Zafar Iqbal Malik and S H Waqar
Department of General Surgery, Shaheed Zulfiqar Ali Bhutto Medical University,
Pakistan Institute of Medical Sciences, Islamabad
Background: Postoperative wound infection continues to be a major complication for patients undergoing operative procedures, and remains a cause of concern for surgeons.
Objective: The aim of this study was to determine spectrum of microorganisms in postoperative wound infections in general surgical wards at Pakistan Institute of Medical Sciences, Islamabad.
Methodology: This prospective observational study was conducted by the Surgical Unit III, PIMS, Islamabad, from July 2012 to June 2014. Data of the patients developing postoperative wound infection of various types were collected and analyzed.
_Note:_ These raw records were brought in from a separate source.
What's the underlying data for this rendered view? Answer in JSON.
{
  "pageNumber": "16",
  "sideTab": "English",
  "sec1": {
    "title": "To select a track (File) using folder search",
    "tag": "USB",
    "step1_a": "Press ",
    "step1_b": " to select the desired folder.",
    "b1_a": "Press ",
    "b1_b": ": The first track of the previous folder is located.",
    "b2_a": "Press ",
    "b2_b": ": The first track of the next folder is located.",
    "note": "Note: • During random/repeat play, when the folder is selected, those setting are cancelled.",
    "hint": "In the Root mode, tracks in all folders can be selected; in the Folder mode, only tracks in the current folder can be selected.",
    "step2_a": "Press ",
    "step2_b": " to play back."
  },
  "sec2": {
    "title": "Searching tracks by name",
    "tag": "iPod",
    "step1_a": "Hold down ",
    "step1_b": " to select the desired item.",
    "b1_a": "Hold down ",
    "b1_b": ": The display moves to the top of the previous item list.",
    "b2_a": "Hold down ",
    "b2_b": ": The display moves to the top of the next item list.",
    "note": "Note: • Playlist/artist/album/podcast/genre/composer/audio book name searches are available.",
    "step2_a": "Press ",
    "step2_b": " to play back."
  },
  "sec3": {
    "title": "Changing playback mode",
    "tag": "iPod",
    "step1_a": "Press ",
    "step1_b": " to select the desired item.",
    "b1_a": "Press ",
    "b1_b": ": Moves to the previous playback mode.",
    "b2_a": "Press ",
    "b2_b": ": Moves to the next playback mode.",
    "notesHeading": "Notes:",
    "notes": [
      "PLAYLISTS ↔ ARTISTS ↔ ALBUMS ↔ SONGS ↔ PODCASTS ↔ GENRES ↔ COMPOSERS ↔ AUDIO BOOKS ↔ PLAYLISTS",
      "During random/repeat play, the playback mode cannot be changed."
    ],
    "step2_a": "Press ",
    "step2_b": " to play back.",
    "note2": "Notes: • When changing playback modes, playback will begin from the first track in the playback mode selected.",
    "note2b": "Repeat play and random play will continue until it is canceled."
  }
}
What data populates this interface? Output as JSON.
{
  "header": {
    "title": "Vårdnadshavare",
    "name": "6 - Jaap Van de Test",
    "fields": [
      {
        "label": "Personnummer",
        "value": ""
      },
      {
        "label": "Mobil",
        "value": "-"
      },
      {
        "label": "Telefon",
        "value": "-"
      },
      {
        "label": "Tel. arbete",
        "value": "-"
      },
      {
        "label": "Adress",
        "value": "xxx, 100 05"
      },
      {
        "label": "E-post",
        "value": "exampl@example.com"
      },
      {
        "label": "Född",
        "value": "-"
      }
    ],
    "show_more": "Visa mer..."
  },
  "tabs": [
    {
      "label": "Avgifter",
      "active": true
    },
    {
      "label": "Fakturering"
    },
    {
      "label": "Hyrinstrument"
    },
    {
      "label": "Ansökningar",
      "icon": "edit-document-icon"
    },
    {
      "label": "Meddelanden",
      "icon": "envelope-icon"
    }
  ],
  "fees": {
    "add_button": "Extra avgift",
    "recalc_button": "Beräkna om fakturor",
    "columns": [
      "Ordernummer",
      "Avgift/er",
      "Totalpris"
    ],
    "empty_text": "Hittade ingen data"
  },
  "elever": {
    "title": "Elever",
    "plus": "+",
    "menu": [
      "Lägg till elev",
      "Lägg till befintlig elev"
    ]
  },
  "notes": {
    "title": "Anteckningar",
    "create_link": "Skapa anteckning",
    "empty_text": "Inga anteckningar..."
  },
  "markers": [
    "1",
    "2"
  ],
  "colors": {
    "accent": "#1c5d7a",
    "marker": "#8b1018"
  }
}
Data included clinical features, primary diagnosis, and type of surgery performed, timing when evidence of wound infection was observed, the causative microor-ganism, and their antibiotic sensitivity pattern.
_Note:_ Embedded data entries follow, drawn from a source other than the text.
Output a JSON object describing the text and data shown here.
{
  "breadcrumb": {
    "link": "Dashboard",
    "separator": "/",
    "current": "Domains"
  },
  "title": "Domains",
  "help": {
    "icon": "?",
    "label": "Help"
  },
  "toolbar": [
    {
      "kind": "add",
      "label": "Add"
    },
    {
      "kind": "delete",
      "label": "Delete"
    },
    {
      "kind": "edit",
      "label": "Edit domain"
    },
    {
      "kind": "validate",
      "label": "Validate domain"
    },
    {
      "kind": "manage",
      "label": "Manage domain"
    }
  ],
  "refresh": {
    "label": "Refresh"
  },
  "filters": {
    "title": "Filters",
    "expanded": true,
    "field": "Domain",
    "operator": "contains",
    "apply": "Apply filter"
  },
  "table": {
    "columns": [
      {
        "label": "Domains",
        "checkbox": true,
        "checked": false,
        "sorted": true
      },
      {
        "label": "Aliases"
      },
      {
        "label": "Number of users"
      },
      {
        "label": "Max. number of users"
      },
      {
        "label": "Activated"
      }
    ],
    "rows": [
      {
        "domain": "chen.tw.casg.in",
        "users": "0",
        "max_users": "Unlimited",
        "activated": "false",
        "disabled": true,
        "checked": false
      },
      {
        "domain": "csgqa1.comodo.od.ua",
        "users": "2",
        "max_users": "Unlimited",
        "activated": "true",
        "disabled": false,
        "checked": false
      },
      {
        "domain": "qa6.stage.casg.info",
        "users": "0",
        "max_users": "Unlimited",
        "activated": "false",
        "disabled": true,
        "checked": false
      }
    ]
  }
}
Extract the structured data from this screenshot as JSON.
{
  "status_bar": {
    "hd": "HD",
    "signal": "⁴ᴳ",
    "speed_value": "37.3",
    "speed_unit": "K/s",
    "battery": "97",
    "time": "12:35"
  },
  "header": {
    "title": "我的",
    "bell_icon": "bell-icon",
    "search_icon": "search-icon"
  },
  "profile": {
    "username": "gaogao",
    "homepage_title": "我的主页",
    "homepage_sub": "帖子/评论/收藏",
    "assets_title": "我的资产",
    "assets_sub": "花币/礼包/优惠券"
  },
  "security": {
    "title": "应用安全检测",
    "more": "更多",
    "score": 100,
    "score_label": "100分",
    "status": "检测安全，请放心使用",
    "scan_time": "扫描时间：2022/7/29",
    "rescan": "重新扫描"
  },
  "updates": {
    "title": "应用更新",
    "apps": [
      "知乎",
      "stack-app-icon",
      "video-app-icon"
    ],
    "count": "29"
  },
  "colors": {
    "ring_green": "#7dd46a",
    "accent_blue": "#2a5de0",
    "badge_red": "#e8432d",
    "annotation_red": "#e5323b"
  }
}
Results: During the study period, 1621 patients were admitted to the surgical ward; out of which 1375 underwent surgery. Among them, 136 patients developed wound infections, giving an overall wound infection rate of 9.9%. In these patients, 129 pathogens were isolated from 121 positive culture samples. In 15 (11.0%) cases, no organism was grown. Majority of the wounds were infected with a single microbial organism (113, 93.4%); while 8 samples (6.6 %) were infected with 2 different types of microbes. The most frequently isolated pathogen was E. Coli (grown in 43 cases, 33.3%); followed by MRSA (20.2%). The antibiotic sensitivity of various bacteria was studied, and it showed change in the sensitivity pattern of E. Coli.
Conclusion: The E. coli is dominating organism in postoperative wound infection in general surgical wards at our hospital. It is showing a change in susceptibility pattern. The problem of emerging drug resistance among bacteria can be minimized by adopting strict aseptic surgical procedures, judicial use of antibiotics, and proper wound care.
Limitation of the study: Anarobic cultures were not performed
Keywords: Postoperative wound infection, microbial sensitivity, surgical site infection.